Civil Aviation Aims for Longterm CO2 Reduction
International aviation officials meeting in Montreal pledged on Monday to step up their efforts to limit carbon emissions over the long-term, despite pushback from China and Russia, the ICAO announced.
The 193 member countries of the International Civil Aviation Organization (ICAO) "committed to working" on setting a 2050 target for curbing airline CO2 emissions, a source close to the talks told AFP.
But they put off taking a decision until their next meeting in 2022.
ICAO delegates also reaffirmed their support in a 92-25 vote (and 10 abstentions) for a global CO2 offsetting mechanism agreed at their 2016 meeting, called Corsia or Carbon Offsetting and Reduction Scheme for International Aviation.
China and Russia, backed by India, demanded a secret ballot on the motion. They believe that Corsia penalizes developing countries.
"The Europeans and in particular France ran up against a coalition led by China and Russia, which limited expected advances," France's Secretary of State for Transport Jean-Baptiste Djebbari said in a statement.
Under Corsia, airlines will have to stabilize their emissions from 2020. From 2021, they would have to purchase carbon credits to offset emissions exceeding these levels.
Until the end of 2026, membership in the mechanism is voluntary.
In parallel with Corsia, airlines and manufacturers in 2009 set themselves the goal of halving emissions by 2050 from 2005 levels.
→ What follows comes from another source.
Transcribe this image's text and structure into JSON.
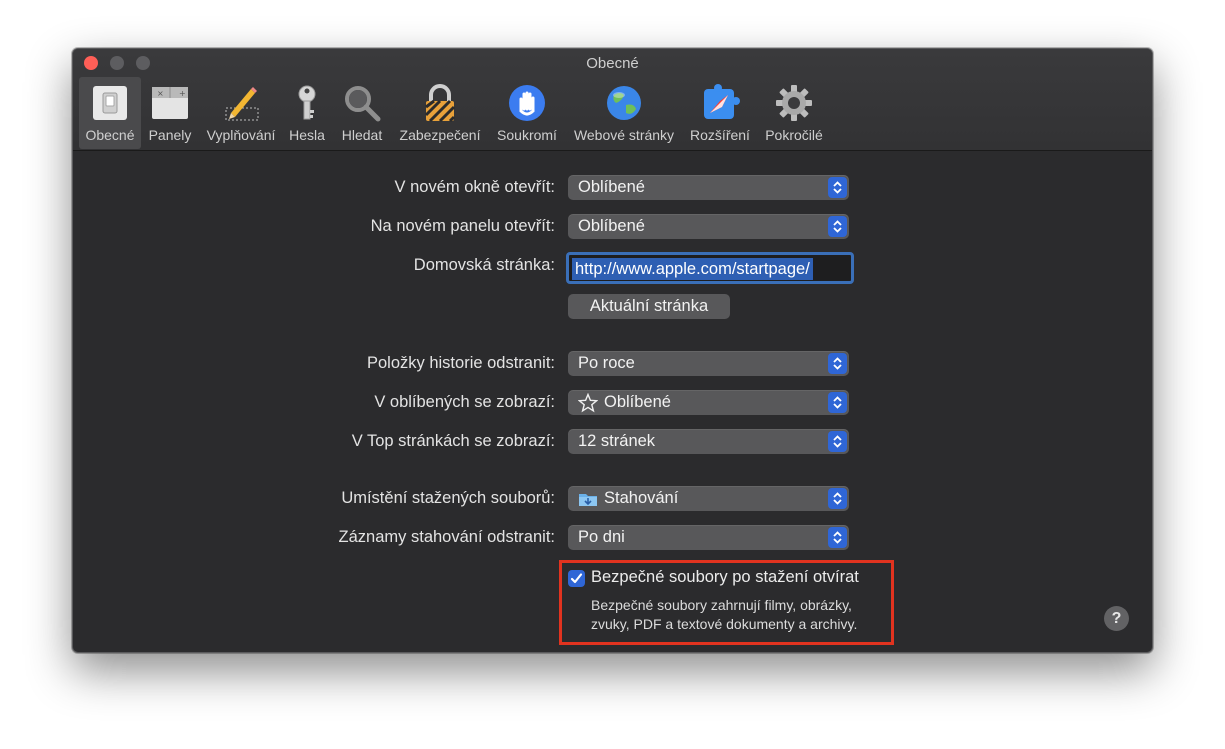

The ICAO gathering was briefly interrupted on September 27 by a climate march near its headquarters in Montreal led by teen activist Greta Thunberg.